Yet these people can distinguish the motion of certain colored objects as effectively as people unaffected by the condition. Despite profound loss in the conscious experience of color, three achromats tested by Cavanagh "showed surprisingly strong responses to high-contrast, moving color -- equal in all respects to the performance of subjects with normal color vision."
Such results led Cavanagh and his colleagues to the conclusion that color information coming from the eyes travels different paths through the brain and reaches areas that specialize in different visual tasks. "You can think of it as a division of labor," he says. "Color information goes to areas concerned with motion, shape, texture, etc., and helps people to experience these other parts of vision."
Motion Without Color
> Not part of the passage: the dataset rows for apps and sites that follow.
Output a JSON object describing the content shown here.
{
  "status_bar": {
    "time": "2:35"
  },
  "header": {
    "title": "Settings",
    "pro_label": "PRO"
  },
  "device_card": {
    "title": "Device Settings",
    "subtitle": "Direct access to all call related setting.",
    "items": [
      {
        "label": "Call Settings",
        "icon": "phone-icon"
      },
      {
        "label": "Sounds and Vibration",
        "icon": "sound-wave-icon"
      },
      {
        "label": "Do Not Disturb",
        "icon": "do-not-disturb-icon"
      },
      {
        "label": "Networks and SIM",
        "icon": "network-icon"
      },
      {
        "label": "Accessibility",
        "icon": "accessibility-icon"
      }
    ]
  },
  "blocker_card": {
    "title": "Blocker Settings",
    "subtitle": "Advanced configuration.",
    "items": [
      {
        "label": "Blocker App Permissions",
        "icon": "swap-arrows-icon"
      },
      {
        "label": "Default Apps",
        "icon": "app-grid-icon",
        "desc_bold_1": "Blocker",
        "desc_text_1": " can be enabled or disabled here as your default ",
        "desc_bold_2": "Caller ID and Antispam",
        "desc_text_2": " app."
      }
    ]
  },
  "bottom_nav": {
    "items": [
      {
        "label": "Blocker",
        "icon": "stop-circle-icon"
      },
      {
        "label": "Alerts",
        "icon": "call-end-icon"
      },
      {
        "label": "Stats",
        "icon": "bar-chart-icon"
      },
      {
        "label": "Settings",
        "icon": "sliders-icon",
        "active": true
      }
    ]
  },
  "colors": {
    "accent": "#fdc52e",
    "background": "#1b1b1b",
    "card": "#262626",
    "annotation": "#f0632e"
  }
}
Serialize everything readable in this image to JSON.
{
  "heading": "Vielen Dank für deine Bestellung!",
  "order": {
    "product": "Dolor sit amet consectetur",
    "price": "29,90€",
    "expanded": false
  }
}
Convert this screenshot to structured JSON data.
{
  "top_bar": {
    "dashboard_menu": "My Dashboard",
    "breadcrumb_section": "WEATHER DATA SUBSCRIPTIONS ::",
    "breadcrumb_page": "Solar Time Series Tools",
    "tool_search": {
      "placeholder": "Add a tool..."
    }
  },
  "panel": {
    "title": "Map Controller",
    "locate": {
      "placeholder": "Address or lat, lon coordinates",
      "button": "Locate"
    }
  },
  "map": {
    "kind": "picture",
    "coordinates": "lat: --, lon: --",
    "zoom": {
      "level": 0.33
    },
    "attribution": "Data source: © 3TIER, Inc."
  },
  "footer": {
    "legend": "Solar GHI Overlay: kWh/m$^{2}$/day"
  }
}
Achromats, of course, see black-and-white motion, but that doesn't provide a complete view of what's going on. For example, in the confusion of sun and shadows in a forest, color is a more reliable clue to a moving predator or prey than black and white.
"Only in the last decade have we realized that color is an important cue for detecting motion," Cavanagh points out. "Now we've found that, under certain conditions, it can be just as good a cue for achromats as for those with normal vision."
A similar situation exists for shape. Edges and color changes at the borders of objects define shape. Achromats respond to such changes; they can sometimes see differences in color even though they don't know what the colors are.
These shape and motion distinctions only apply when color contrast is strong, say, intense green and red. When hues are faint, with little contrast, achromats can't detect color motion or borders between colors.
"Analyzing high contrasts of color is a primitive, direct brain response; both achromats and those with normal color vision do it automatically," Cavanagh explains. "But faint colors, or low levels of contrast, involve a more complex process. You must first find a pattern; achromats don't see color patterns."
No treatment exists for achromatopsia. However, studying what and how achromats see contributes to a better understand of how the brain processes what the eyes send to it.
"That understanding might hasten the day when we can build machines that see as well as people," Cavanagh says. "In the distant future, we might be able to make machines that enable blind people to see."
Copyright 1998 President and Fellows of Harvard College